▶ _Exercise prompt_: Filter the entries, keeping every line with the word "icon".

[Stored data]
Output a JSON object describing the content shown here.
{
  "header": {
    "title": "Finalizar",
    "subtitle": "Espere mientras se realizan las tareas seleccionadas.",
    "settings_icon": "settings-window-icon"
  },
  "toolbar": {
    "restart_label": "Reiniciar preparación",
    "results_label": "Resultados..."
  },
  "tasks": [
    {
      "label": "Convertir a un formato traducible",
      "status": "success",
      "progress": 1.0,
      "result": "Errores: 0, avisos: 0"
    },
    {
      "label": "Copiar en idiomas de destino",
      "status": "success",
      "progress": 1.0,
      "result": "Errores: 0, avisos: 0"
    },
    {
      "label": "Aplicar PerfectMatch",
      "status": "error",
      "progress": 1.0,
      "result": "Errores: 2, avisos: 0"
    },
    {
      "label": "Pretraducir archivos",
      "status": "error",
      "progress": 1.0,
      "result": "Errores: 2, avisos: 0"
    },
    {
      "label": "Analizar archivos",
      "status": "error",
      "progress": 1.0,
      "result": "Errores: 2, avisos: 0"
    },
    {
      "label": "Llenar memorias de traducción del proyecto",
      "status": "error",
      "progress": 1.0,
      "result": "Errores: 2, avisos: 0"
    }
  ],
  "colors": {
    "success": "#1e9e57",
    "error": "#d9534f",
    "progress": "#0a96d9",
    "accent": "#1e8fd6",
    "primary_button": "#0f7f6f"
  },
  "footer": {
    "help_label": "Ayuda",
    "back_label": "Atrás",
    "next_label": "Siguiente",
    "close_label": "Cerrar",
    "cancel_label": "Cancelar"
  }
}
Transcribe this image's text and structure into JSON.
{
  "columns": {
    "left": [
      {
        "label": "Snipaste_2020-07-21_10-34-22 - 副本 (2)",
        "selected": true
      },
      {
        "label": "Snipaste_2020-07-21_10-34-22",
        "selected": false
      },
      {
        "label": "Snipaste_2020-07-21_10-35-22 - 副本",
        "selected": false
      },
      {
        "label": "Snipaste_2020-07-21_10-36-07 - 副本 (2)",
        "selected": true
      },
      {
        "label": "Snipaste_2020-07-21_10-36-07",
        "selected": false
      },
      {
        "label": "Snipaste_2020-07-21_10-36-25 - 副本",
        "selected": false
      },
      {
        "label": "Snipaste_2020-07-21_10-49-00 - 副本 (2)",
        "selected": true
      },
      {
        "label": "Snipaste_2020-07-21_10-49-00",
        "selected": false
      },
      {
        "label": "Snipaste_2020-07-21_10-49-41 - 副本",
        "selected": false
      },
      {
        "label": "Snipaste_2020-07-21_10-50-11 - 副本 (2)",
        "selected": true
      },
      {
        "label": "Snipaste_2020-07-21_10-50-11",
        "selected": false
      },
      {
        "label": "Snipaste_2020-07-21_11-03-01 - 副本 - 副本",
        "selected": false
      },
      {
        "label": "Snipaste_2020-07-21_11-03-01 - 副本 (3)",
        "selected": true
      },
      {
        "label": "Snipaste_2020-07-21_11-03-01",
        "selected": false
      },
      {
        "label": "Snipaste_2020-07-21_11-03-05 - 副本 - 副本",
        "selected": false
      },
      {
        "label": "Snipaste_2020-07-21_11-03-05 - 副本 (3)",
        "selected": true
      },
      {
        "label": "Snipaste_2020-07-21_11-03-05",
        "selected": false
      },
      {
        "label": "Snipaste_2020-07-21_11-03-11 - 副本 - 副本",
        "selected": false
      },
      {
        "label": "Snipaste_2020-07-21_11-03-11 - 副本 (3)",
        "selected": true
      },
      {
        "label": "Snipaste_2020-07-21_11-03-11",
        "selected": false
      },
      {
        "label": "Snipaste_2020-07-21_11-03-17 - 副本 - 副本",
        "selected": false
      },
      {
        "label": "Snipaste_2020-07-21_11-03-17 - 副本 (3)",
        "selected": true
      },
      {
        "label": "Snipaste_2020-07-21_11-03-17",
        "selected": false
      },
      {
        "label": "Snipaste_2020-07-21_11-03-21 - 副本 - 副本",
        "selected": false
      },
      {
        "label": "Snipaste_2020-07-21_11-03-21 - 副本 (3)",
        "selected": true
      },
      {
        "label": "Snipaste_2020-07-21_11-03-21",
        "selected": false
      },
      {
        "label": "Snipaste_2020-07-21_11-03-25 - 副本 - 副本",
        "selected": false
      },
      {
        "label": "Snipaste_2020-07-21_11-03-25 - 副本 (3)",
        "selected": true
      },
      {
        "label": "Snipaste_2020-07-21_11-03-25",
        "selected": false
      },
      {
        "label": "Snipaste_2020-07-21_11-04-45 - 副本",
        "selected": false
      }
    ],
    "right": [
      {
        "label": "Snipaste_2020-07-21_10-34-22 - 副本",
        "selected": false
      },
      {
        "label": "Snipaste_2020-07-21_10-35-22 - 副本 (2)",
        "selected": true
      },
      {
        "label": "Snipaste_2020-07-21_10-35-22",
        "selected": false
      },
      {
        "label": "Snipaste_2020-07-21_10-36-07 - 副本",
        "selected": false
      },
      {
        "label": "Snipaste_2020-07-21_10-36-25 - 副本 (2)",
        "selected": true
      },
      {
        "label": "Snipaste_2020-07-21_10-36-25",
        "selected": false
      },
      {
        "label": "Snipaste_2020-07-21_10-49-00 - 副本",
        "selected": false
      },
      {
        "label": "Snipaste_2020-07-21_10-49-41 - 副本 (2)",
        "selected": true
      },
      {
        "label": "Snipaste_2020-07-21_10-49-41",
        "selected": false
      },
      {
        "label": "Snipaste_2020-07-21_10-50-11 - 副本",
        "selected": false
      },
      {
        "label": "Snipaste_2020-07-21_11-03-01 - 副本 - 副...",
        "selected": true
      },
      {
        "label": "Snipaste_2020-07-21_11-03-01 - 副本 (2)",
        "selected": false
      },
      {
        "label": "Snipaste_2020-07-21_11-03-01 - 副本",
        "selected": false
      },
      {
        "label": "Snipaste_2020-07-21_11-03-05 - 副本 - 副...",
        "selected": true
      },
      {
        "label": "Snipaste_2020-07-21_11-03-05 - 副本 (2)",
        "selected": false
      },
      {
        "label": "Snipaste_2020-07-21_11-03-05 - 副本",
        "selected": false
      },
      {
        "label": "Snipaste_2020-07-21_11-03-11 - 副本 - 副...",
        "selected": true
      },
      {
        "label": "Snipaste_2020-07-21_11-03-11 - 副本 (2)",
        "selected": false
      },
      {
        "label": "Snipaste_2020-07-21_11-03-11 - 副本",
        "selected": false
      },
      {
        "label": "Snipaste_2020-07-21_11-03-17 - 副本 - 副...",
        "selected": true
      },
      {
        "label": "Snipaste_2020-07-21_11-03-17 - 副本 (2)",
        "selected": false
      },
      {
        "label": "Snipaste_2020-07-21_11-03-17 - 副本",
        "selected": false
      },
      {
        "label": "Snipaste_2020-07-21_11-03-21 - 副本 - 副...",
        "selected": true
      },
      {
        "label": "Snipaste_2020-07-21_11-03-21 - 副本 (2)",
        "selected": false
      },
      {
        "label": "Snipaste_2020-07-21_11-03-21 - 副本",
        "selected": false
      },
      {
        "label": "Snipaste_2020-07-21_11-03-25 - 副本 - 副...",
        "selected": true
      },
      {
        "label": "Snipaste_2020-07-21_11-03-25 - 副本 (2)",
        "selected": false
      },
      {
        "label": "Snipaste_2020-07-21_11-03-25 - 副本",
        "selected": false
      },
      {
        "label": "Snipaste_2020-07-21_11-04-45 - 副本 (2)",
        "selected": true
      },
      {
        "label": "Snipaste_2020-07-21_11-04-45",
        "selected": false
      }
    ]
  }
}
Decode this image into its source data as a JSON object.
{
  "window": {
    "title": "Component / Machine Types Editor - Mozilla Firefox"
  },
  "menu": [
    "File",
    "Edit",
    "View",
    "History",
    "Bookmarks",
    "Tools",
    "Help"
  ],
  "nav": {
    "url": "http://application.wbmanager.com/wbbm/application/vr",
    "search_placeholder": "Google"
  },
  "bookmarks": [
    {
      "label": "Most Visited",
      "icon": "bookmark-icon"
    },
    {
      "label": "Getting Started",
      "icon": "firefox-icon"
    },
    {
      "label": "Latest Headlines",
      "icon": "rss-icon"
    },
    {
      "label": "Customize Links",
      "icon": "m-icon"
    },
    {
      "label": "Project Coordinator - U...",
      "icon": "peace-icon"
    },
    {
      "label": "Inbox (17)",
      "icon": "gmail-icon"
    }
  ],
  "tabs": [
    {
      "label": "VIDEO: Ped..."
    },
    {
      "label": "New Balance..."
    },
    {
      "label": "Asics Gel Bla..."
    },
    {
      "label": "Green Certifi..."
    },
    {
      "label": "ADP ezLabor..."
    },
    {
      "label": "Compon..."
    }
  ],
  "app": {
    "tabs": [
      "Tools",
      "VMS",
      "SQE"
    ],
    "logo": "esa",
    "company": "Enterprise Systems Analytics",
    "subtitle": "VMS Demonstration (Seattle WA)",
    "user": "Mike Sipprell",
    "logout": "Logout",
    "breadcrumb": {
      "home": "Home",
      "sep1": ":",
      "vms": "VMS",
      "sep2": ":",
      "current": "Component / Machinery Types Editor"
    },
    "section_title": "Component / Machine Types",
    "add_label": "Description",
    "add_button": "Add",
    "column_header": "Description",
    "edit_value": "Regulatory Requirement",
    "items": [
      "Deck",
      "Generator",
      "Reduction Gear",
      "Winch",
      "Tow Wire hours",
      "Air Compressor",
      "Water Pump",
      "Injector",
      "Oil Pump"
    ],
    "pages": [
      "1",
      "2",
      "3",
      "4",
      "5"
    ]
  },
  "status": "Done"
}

▶ _Written solution_:
    "settings_icon": "settings-window-icon"
      "icon": "bookmark-icon"
      "icon": "firefox-icon"
      "icon": "rss-icon"
      "icon": "m-icon"
      "icon": "peace-icon"
      "icon": "gmail-icon"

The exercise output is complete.